The original game was shareware back in the DOS days (pre-Windows). I knew that the game didn’t use a physics engine (not even remotely possible with the computing power back then), but I wanted to get a good look at how it worked, so I pinched a gameplay video from YouTube and combined all of the possible frames into a single image:

bouncing babies game design analysis

The image shows all of the possible positions for the babies and the player firefighters. Note how the babies can actually occupy only a handful of positions. Even when you have multiple babies on screen at the same time, they can only be in these distinct positions. The speed of the babies can be slowed down by simply repeating frames.

The gameplay is simple. You control a pair of firefighters who must bounce the babies to safety. As you can see in the image above, the firefighters have only 3 distinct positions. There are 2 control schemes:

  • the left and right arrow keys.
  • the 1, 2, and 3 keys.

Either way, I thought it would be an ideal game for converting to touchscreen control. The firefighters respond to the controls with no latency – as soon as you hit the key control, your players jump to the corresponding position. This seems obvious, but note that it is unlike breakout or pong, where the player can place their paddle in almost any position and the challenge is getting to the correct spot in time. Bouncing Babies is much simpler. The challenge is simply to hit the correct key at the correct time.

Here is another image showing the positions of the babies when they hit the ground:

bouncing babies game design analysis 2

There is no collision detection system in the game. As you can see from the second image, when a baby reached the low point of it’s bounce, the player firefighters had to be in place to bounce it. If not, the baby went splat. Again, the game is all about timing. When the baby was just about to hit the ground, the game checked if the player was in place to bounce it. If yes, bounce the baby. If no, the baby hits the ground.

One interesting thing I noted when I created the images above – the third bounce arc is smaller than the second. It doesn’t just look smaller – there are fewer baby positions in the third arc than the second. This means that it takes less time for the baby to fly through the third arc.

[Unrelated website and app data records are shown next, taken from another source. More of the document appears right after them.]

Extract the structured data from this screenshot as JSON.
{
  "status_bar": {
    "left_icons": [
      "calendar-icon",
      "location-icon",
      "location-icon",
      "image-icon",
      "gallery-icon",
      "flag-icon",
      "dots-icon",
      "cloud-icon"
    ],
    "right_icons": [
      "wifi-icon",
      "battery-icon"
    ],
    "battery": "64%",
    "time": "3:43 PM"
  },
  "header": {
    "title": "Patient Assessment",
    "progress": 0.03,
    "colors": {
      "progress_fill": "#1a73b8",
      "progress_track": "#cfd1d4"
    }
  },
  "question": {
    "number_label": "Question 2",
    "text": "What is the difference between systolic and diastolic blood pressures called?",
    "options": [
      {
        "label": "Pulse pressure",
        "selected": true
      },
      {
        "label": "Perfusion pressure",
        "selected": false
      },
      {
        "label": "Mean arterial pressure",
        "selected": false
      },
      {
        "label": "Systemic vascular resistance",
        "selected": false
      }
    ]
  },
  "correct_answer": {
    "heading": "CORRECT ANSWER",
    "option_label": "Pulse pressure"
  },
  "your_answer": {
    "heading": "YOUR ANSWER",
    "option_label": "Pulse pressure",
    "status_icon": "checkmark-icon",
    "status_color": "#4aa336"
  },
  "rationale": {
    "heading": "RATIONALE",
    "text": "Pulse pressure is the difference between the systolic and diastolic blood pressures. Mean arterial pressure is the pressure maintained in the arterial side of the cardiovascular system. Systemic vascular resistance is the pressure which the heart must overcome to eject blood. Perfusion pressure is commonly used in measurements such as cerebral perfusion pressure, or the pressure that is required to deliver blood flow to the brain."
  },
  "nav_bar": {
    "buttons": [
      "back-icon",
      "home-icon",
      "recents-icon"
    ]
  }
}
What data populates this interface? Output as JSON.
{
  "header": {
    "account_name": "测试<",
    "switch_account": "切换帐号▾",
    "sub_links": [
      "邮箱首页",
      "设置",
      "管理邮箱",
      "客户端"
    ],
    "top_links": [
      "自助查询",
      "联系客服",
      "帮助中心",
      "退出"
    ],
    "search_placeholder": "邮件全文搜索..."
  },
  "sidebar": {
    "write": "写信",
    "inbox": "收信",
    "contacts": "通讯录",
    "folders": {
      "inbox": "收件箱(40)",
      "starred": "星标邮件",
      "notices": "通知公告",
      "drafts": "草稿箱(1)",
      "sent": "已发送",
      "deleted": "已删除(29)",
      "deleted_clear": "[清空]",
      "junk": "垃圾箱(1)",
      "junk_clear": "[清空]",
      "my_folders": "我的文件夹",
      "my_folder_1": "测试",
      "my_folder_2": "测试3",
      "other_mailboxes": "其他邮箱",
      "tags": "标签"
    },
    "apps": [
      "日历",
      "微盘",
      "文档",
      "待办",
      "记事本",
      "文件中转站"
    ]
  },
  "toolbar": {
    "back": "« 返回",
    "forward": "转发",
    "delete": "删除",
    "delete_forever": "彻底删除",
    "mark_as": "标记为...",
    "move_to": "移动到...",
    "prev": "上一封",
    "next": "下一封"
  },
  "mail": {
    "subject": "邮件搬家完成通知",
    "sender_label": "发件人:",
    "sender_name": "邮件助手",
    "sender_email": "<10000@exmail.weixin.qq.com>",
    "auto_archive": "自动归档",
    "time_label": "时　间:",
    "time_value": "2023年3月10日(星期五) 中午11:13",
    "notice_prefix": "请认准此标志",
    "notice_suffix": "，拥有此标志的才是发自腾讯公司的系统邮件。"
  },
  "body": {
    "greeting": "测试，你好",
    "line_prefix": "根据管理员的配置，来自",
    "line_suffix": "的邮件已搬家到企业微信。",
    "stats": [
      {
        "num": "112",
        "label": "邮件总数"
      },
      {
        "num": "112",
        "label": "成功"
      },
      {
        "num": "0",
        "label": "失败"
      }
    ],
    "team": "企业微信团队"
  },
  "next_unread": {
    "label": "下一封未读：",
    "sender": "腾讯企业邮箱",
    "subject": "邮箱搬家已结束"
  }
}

This makes the timing more complex than it would be if the second and third arc were identical.

I’ll be making some tweaks to the game design, but I don’t plan to make any changes to the actual gameplay – just the way that the code works. Stay tuned for more.

Don’t forget, you can follow my agonizingly slow progress on the github repo:
I’ve added the images from this post to the SOURCE folder in the repository.